Play this fabulous trailer:
EPISODE # 49) The Dialectic of Freedom
Everything’s in motion, everything in flux, nothing and no one stays the same: the young become the old, stories get retold, and the blowtorch of history illuminates the path ahead. That’s the way of time—the center cannot hold, and everything that is solid melts into air. I pause and sit down with my friend and comrade Wayne Au to talk about dialectics, contradiction, and the meaning of freedom. Dr. Au is a professor in the School of Educational Studies at the University of Washington Bothell, a scholar/activist, and a deeply engaged social justice organizer. Wayne is an editor at my favorite teaching magazine, Rethinking Schools, and the author of A Marxist Education: Learning to Change the World, an essential text for understanding the mess we’re in, and the possibilities before us.
48) I Have a Story to Tell
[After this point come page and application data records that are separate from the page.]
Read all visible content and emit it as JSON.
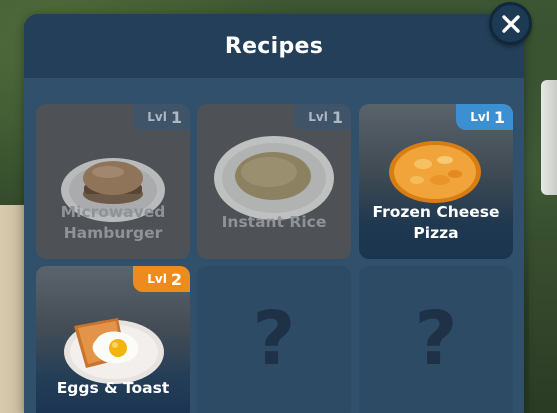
{
  "title": "Recipes",
  "close_icon": "close-icon",
  "colors": {
    "panel": "#24405a",
    "body": "#31506b",
    "badge_locked": "#3f5468",
    "badge_unlocked": "#3c8fd0",
    "badge_new": "#ee8b1f"
  },
  "recipes": [
    {
      "name_line1": "Microwaved",
      "name_line2": "Hamburger",
      "level_label": "Lvl",
      "level": "1",
      "state": "locked",
      "icon": "hamburger-plate-icon"
    },
    {
      "name_line1": "Instant Rice",
      "name_line2": "",
      "level_label": "Lvl",
      "level": "1",
      "state": "locked",
      "icon": "rice-plate-icon"
    },
    {
      "name_line1": "Frozen Cheese",
      "name_line2": "Pizza",
      "level_label": "Lvl",
      "level": "1",
      "state": "unlocked",
      "icon": "pizza-icon"
    },
    {
      "name_line1": "Eggs & Toast",
      "name_line2": "",
      "level_label": "Lvl",
      "level": "2",
      "state": "unlocked",
      "icon": "eggs-toast-plate-icon"
    },
    {
      "placeholder": "?",
      "state": "undiscovered",
      "icon": "question-mark-icon"
    },
    {
      "placeholder": "?",
      "state": "undiscovered",
      "icon": "question-mark-icon"
    }
  ]
}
I remember when in 2003 Ruth Simmons, the first Black president of an Ivy League school, launched an investigation into Brown University’s toxic ties to slavery. That illuminating and inspiring effort began with questions: What do we know? Who is visible in history? What stories are missing or suppressed? What is owed? Harvard just released a report revealing its own links to America’s original sin—one illuminating contrast is the names of the wealthy and the powerful (Increase Mather, Governor John Winthrop) alongside the human beings they enslaved who bore a single name or no name at all: Juba, Cesar, Venus, “The Moor.” What are their stories? What wisdom and richness is denied? Tara Betts, thinker and creator, mentor and teacher, author of the poetry collections Arc & Hue, Break the Habit, and the forthcoming Refuse to Disappear, joins me Under the Tree for a conversation about poetry, teaching, and the need for radical repair in this urgent moment.